The city of Dubai is known for its skyscrapers, ports, and shopping malls, where big business takes place alongside some of the top tourist attractions in the region. Because of its large expatriate population, it feels like a melting pot, with people from all corners of the world. Although Arabic is the official language, English is, in practice, the lingua franca.
Unlike other places in the UAE, Dubai does not have an oil-based economy. The emirate used its oil wealth in the twentieth century on physical infrastructure. Trade is the core of Dubai’s economy, with the city operating two of the world’s largest ports and two massive international airports.
DIAC was established in 2007 as a university free zone and a residential community dedicated to higher education. It has grown into one of the largest educational hubs in the region. It consists of 27 colleges and universities and 3 innovation centers.
The Dubai Department of Economic Development (DED) issues all local business licenses for areas that are not covered by free zones. Historically, local licenses required local citizens to be majority shareholders. However, the UAE has modernized its laws recently to grant expat owners full ownership of business in most sectors.
Dubai’s commitment to economic growth, collaboration and global trade contributes to a world-class business environment. Here are some highlights and rankings:
The city of Dubai that stands today wasn’t created until 1833 when the Al Bu Falasah tribe, headed by the Maktoum family, separated from the rulers of Abu Dhabi and settled in the surroundings of Dubai Creek.
Dubai’s economy flourished in 1894 when Sheikh Saeed Al Maktoum granted total tax exemption to all foreign traders, taking business away from competing Persian, Ottoman, and Omani ports. The local population primarily engaged in livestock trade, date harvesting, fishing, and diving for pearls.
The United Arab Emirates were formed in 1971 following Great Britain’s departure from the GCC region. Dubai quickly rose to the forefront and became the go-to place for business in the UAE. Its economy was the fastest growing in the world for 33 years in a row from 1975 to 2008. Under the guidance of Sheikh Mohammed bin Rashid Al Maktoum, the current ruler of Dubai, the city continues to grow and flourish, attracting business and talent from across the globe.
Built on the back of an oil boom in the 1960s and 1970s, Dubai is now recognized as the globalized financial capital of the United Arab Emirates as a hub for tourism and trade.
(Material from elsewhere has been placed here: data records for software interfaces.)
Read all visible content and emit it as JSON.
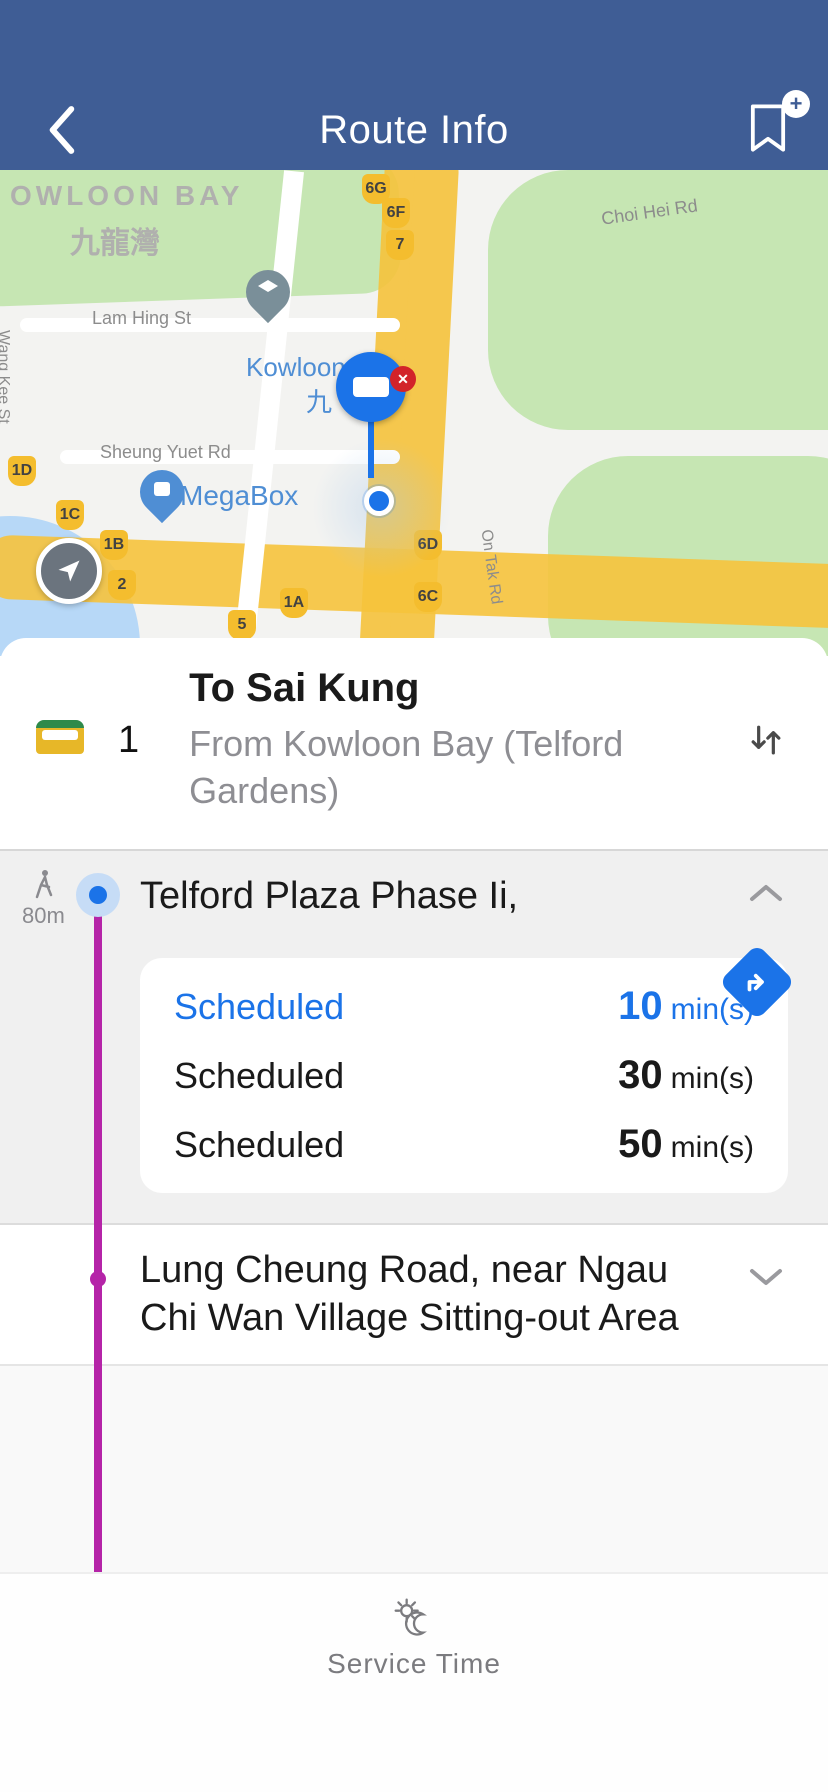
{
  "header": {
    "title": "Route Info"
  },
  "map": {
    "labels": {
      "kb_en": "OWLOON BAY",
      "kb_zh": "九龍灣",
      "lam_hing": "Lam Hing St",
      "sheung_yuet": "Sheung Yuet Rd",
      "wang_kee": "Wang Kee St",
      "choi_hei": "Choi Hei Rd",
      "on_tak": "On Tak Rd",
      "kowloon_en": "Kowloon",
      "kowloon_zh": "九",
      "megabox": "MegaBox"
    },
    "shields": {
      "s6g": "6G",
      "s6f": "6F",
      "s7": "7",
      "s1d": "1D",
      "s1c": "1C",
      "s1b": "1B",
      "s2": "2",
      "s1a": "1A",
      "s6d": "6D",
      "s6c": "6C",
      "s5": "5"
    }
  },
  "route": {
    "number": "1",
    "to_label": "To Sai Kung",
    "from_label": "From Kowloon Bay (Telford Gardens)"
  },
  "walk_distance": "80m",
  "stops": [
    {
      "name": "Telford Plaza Phase Ii,",
      "expanded": true,
      "schedule": [
        {
          "label": "Scheduled",
          "minutes": "10",
          "unit": "min(s)"
        },
        {
          "label": "Scheduled",
          "minutes": "30",
          "unit": "min(s)"
        },
        {
          "label": "Scheduled",
          "minutes": "50",
          "unit": "min(s)"
        }
      ]
    },
    {
      "name": "Lung Cheung Road, near Ngau Chi Wan Village Sitting-out Area",
      "expanded": false
    }
  ],
  "footer": {
    "service_time": "Service Time"
  }
}
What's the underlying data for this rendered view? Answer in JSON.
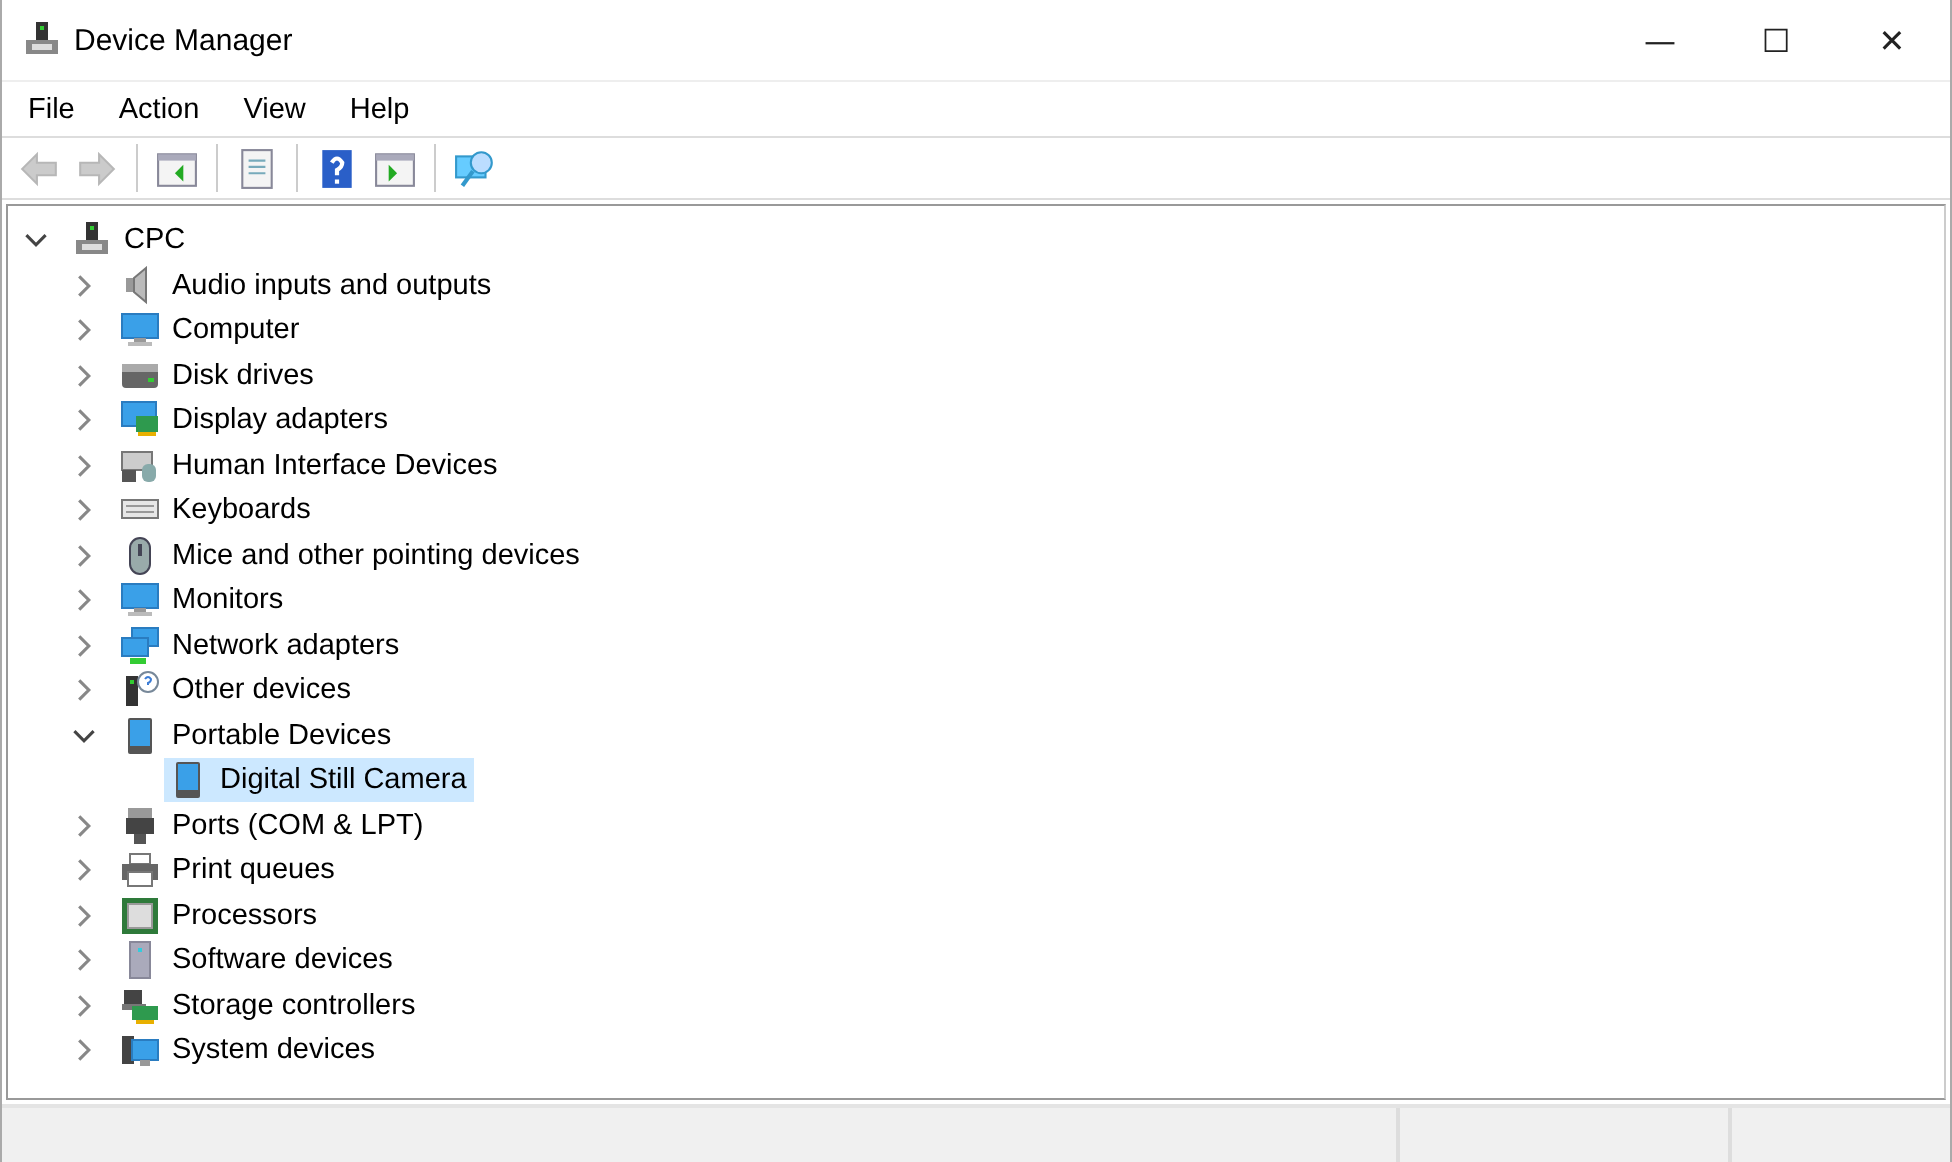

Oil production, which once accounted for 50 percent of Dubai’s gross domestic product at its peak, contributes less than 1 percent to GDP today.
Dubai’s dedication to global trade is memorialized in the first sentence of the first article of its 50-Year charter, created by its ruler, Sheikh Mohammed. “Dubai is destined to be a crossroad between East and West, and between North and South,” according to the charter.